• [Exercise details]:
Among the entries, find the lines with the string "Sudoku" and report them.

• [Available data]:
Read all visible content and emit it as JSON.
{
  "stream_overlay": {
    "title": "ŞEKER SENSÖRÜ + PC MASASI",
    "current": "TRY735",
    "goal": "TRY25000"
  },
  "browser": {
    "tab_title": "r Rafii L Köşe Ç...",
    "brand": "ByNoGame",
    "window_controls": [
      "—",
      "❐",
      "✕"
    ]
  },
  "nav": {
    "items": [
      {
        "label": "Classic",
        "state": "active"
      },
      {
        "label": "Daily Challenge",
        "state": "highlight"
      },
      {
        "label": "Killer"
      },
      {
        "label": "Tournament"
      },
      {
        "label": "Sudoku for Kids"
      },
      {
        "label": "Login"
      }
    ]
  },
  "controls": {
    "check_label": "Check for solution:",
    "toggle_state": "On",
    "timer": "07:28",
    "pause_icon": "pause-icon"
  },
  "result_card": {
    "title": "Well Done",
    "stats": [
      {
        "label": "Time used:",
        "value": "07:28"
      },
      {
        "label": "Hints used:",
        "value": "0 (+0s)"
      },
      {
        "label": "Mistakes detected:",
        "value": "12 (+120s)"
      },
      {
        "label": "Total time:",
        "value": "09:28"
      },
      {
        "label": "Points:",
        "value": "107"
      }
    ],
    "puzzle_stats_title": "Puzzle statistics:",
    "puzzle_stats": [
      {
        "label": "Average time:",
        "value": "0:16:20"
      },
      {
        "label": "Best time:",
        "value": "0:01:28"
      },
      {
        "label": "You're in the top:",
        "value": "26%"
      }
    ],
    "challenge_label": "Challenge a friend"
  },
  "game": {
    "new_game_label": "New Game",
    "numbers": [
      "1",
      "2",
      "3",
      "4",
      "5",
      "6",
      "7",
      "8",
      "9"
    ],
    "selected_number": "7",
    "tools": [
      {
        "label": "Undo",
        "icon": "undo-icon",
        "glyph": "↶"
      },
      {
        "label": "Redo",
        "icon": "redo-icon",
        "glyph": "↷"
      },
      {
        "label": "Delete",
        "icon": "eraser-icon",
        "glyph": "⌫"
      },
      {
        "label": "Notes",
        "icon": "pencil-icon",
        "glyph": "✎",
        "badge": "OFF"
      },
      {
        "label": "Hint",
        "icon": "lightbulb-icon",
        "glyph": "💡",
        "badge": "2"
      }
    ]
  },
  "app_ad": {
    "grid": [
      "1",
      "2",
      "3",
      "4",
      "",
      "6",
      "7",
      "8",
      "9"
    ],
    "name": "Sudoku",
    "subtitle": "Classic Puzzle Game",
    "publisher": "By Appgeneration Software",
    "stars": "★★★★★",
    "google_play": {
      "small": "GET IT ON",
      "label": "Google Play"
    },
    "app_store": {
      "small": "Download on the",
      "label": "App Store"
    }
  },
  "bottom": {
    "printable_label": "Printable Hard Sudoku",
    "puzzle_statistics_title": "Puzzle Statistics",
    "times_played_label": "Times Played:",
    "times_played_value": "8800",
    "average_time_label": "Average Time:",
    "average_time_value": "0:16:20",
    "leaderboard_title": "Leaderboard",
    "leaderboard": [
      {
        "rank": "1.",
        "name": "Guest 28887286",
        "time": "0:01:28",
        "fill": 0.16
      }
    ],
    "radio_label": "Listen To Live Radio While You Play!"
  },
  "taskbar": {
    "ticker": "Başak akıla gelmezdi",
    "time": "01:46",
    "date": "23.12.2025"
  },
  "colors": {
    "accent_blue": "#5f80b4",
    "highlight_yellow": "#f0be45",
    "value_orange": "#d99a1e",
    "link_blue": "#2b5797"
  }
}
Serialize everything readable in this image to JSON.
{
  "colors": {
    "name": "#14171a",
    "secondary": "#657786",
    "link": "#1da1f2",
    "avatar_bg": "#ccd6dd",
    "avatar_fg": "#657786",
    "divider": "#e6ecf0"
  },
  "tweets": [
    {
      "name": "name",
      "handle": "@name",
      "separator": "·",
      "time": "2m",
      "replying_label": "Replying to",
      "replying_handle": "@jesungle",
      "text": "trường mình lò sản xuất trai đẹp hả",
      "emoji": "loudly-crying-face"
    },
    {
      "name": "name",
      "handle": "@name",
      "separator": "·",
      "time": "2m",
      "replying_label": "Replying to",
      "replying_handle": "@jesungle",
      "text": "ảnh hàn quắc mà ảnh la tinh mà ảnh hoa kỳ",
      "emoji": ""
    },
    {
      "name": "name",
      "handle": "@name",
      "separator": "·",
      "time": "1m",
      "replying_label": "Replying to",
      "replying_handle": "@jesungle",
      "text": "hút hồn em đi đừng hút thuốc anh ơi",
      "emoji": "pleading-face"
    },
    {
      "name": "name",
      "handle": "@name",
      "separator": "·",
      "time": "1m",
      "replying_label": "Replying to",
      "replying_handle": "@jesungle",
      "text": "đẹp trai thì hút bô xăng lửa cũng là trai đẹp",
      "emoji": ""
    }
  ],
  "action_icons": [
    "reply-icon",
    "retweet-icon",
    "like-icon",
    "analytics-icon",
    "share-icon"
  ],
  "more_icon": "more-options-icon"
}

• [Written response]:
        "label": "Sudoku for Kids"
    "name": "Sudoku",
    "printable_label": "Printable Hard Sudoku",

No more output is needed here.